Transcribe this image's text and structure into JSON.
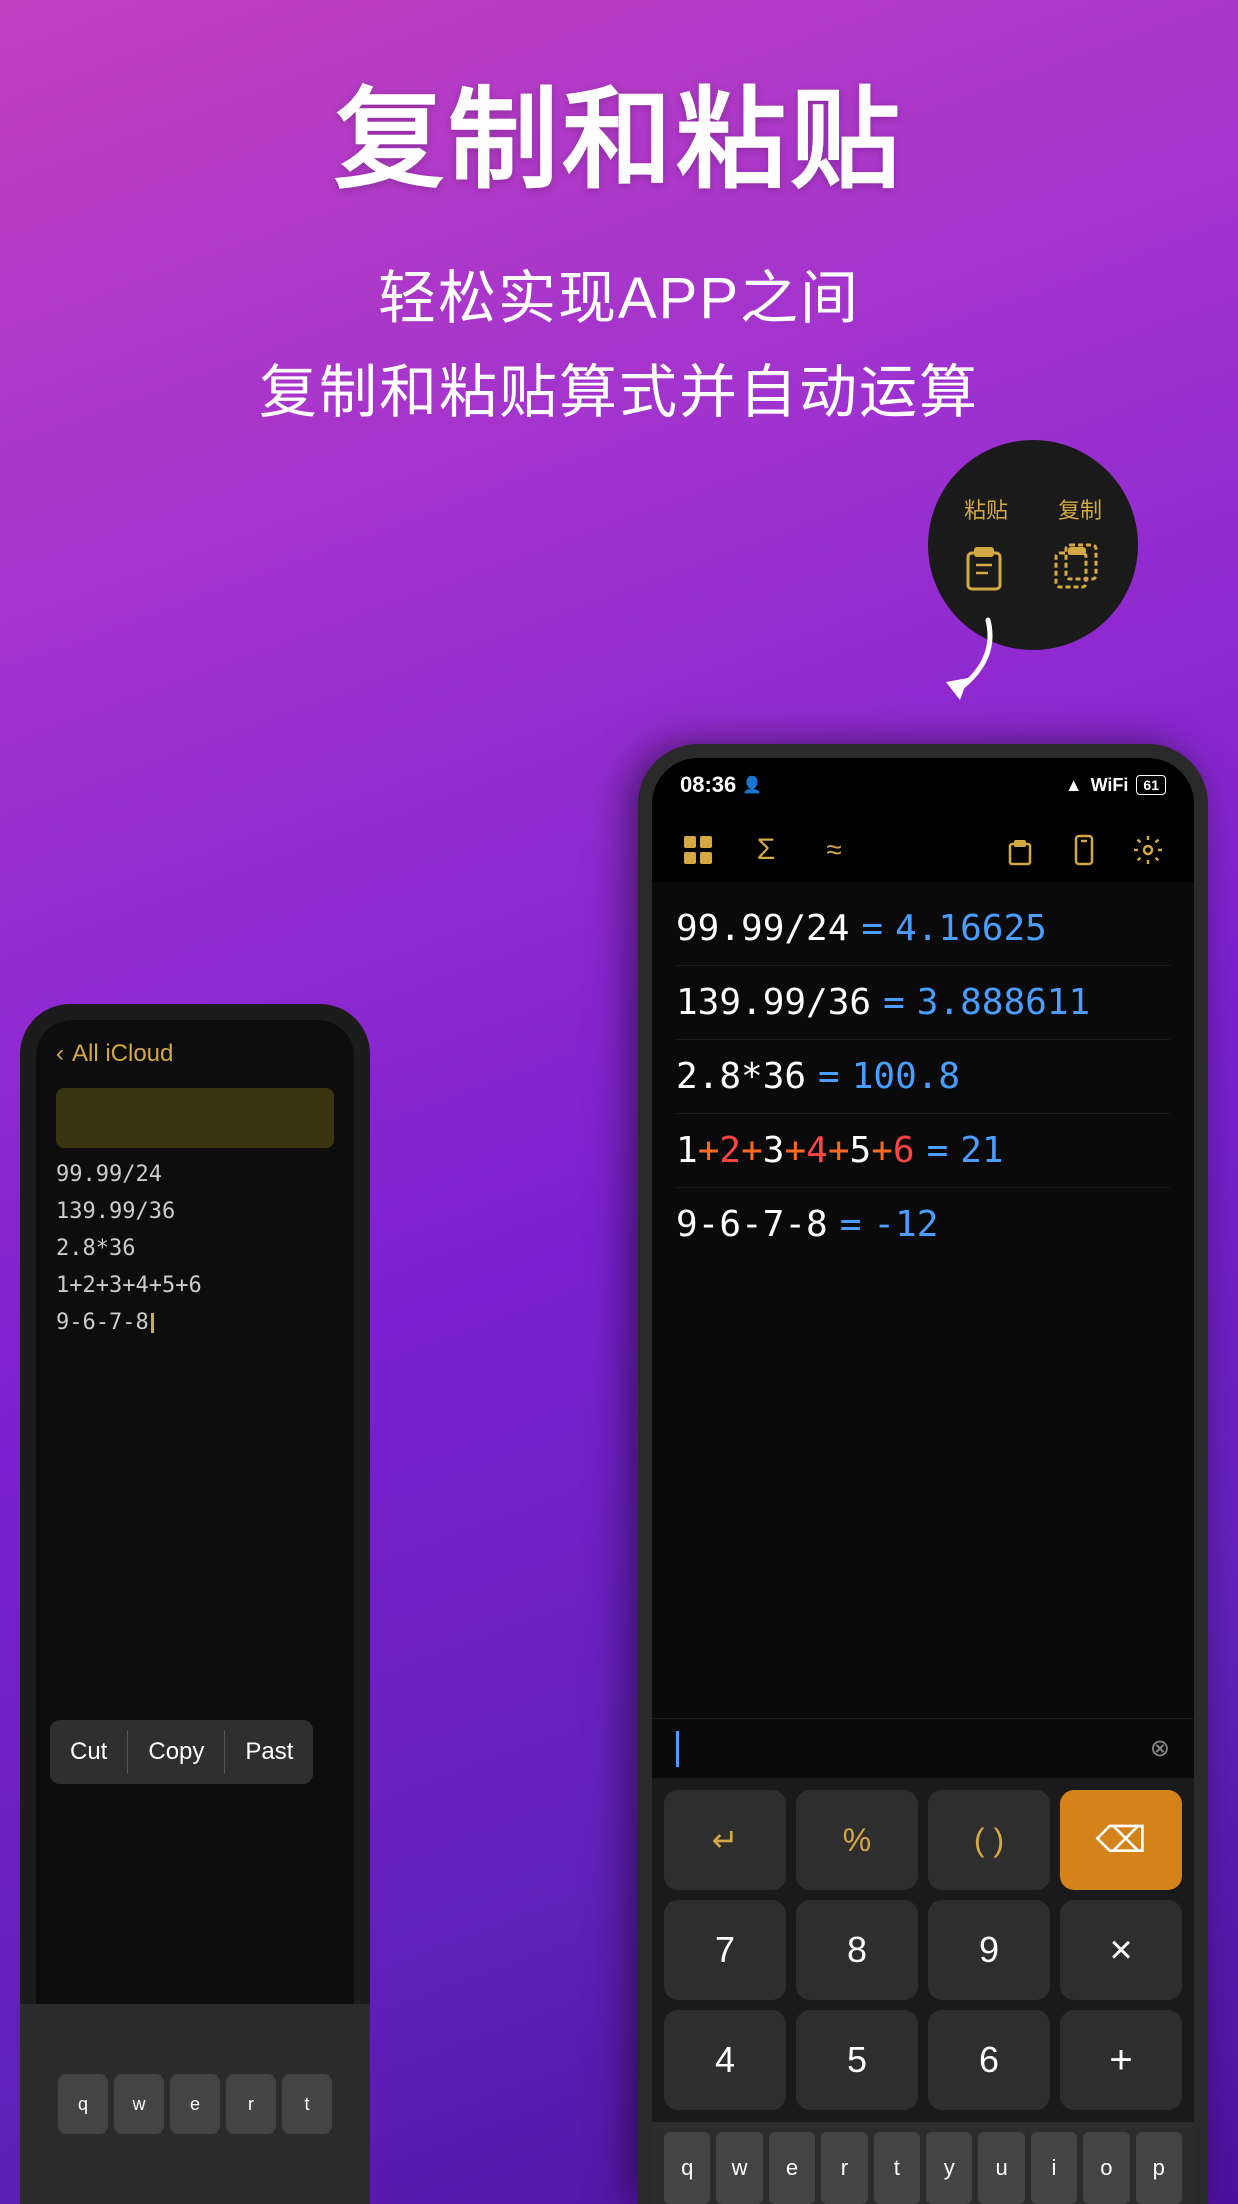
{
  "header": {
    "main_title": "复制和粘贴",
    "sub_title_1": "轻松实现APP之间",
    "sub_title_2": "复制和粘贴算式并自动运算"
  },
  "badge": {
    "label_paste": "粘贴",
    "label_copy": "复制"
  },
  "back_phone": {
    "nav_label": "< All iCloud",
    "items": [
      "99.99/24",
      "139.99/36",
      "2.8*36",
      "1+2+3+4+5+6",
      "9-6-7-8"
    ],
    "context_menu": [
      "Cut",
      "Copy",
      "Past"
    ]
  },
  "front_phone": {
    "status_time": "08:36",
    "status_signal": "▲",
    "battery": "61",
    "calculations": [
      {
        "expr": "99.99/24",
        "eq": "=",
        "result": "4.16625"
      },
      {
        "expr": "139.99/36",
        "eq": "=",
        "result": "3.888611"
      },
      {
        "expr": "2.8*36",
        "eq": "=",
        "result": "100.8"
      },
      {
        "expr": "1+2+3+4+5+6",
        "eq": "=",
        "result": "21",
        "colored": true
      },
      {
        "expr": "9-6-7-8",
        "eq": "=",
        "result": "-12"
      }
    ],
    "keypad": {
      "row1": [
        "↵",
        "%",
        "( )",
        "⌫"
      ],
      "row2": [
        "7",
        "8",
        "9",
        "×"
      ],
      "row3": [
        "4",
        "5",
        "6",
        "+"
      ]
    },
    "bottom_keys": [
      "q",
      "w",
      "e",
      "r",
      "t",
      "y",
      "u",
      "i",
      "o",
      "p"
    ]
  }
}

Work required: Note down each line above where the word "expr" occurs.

Response to the exercise:
        "expr": "99.99/24",
        "expr": "139.99/36",
        "expr": "2.8*36",
        "expr": "1+2+3+4+5+6",
        "expr": "9-6-7-8",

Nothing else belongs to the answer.